427 in the Register. Also known as Equinoctial dials or Armillary spheres. The only vital components are the gnomon (pointing as always to the Pole Star) and the equatorial ring on which the hours are marked. However several other rings may be introduced, and they can be the most attractive of all dials. This dial has the simplest of mathematics, with the hours marked at regular 15 degree intervals around the equatorial ring.
These are not seen so often, and we have just 44 recorded. The dial plate, unlike with a horizontal or vertical dial, lies parallel to the gnomon, and the hour lines are parallel across its width. In a popular variant, the dial is made in the form of a cross.

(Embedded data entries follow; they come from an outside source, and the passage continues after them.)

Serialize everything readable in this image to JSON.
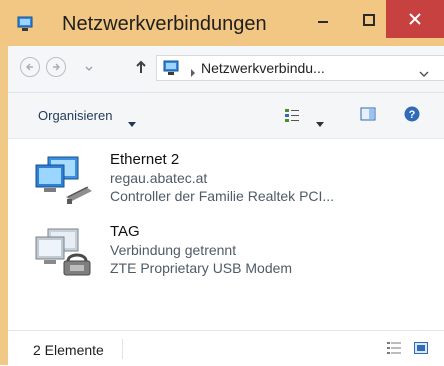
{
  "window": {
    "title": "Netzwerkverbindungen",
    "accent_color": "#f2c683",
    "close_color": "#c74140",
    "icons": [
      "network-connections-icon",
      "minimize-icon",
      "maximize-icon",
      "close-icon"
    ]
  },
  "address": {
    "breadcrumb": "Netzwerkverbindu...",
    "icons": [
      "back-arrow-icon",
      "forward-arrow-icon",
      "recent-locations-chevron-icon",
      "up-arrow-icon",
      "network-connections-icon",
      "breadcrumb-separator-icon",
      "address-dropdown-icon"
    ]
  },
  "toolbar": {
    "organize_label": "Organisieren",
    "icons": [
      "view-options-icon",
      "view-dropdown-icon",
      "preview-pane-icon",
      "help-icon"
    ]
  },
  "items": [
    {
      "name": "Ethernet 2",
      "status": "regau.abatec.at",
      "device": "Controller der Familie Realtek PCI...",
      "icon": "ethernet-adapter-icon"
    },
    {
      "name": "TAG",
      "status": "Verbindung getrennt",
      "device": "ZTE Proprietary USB Modem",
      "icon": "modem-connection-icon"
    }
  ],
  "statusbar": {
    "count": "2 Elemente",
    "icons": [
      "details-view-icon",
      "large-icons-view-icon"
    ]
  }
}
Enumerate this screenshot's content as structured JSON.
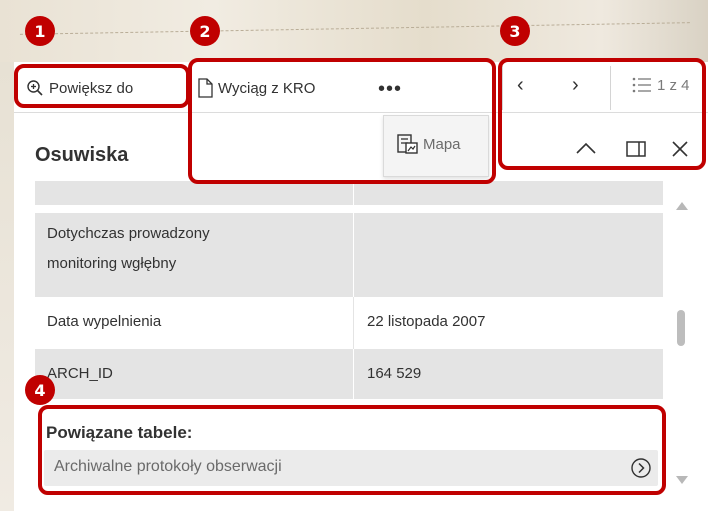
{
  "toolbar": {
    "zoom_label": "Powiększ do",
    "zoom_icon": "zoom-in-icon",
    "extract_label": "Wyciąg z KRO",
    "extract_icon": "document-icon",
    "more_label": "•••",
    "prev_label": "‹",
    "next_label": "›",
    "list_icon": "list-icon",
    "count_label": "1 z 4"
  },
  "dropdown": {
    "map_label": "Mapa",
    "map_icon": "map-icon"
  },
  "header": {
    "title": "Osuwiska",
    "collapse_icon": "chevron-up-icon",
    "dock_icon": "dock-icon",
    "close_icon": "close-icon"
  },
  "table": {
    "rows": [
      {
        "label": "",
        "value": ""
      },
      {
        "label_line1": "Dotychczas prowadzony",
        "label_line2": "monitoring wgłębny",
        "value": ""
      },
      {
        "label": "Data wypelnienia",
        "value": "22 listopada 2007"
      },
      {
        "label": "ARCH_ID",
        "value": "164 529"
      }
    ]
  },
  "related": {
    "title": "Powiązane tabele:",
    "item_label": "Archiwalne protokoły obserwacji",
    "arrow_icon": "chevron-right-circle-icon"
  },
  "annotations": {
    "badges": [
      "1",
      "2",
      "3",
      "4"
    ],
    "color": "#c00000"
  }
}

561 examples, many in Scotland. Sometimes many dials are incorporated in a single mount, often a stone block carved to a cube or to a complex geometrical form. Sometimes found on the Market Cross in the centre of a town, and many extremely complex examples can be found north of the Border, where they were popular in the 17th to the 19th centuries.
116 examples, mostly modern. This form of dial breaks away from the need for a sloping gnomon. Instead the gnomon is vertical, and is commonly provided by the body of the viewer. To allow for the varying height of the sun in summer and winter, the viewer stands on one of a set of ‘month’ positions, and his or her shadow indicates the time on a large ellipse marked out on the ground. It is naturally not a precise time-teller, but its interactive nature makes it increasingly popular.
136 in the Register. These include ‘scaphe’ dials, where the hours are marked in a scooped-out hollow, spherical dials where the ‘shadow-line’ tells the time or where a movable gnomon is used, and many other varieties.
Summary of Dials by Type
Dials by Location
(incl. the Channel Is, Isle of Man, Scilly Is)
Dials by Age
We have a date for nearly 2/3 of our dials:
|16th. century and earlier||72||1|
|Date not known||2498||36|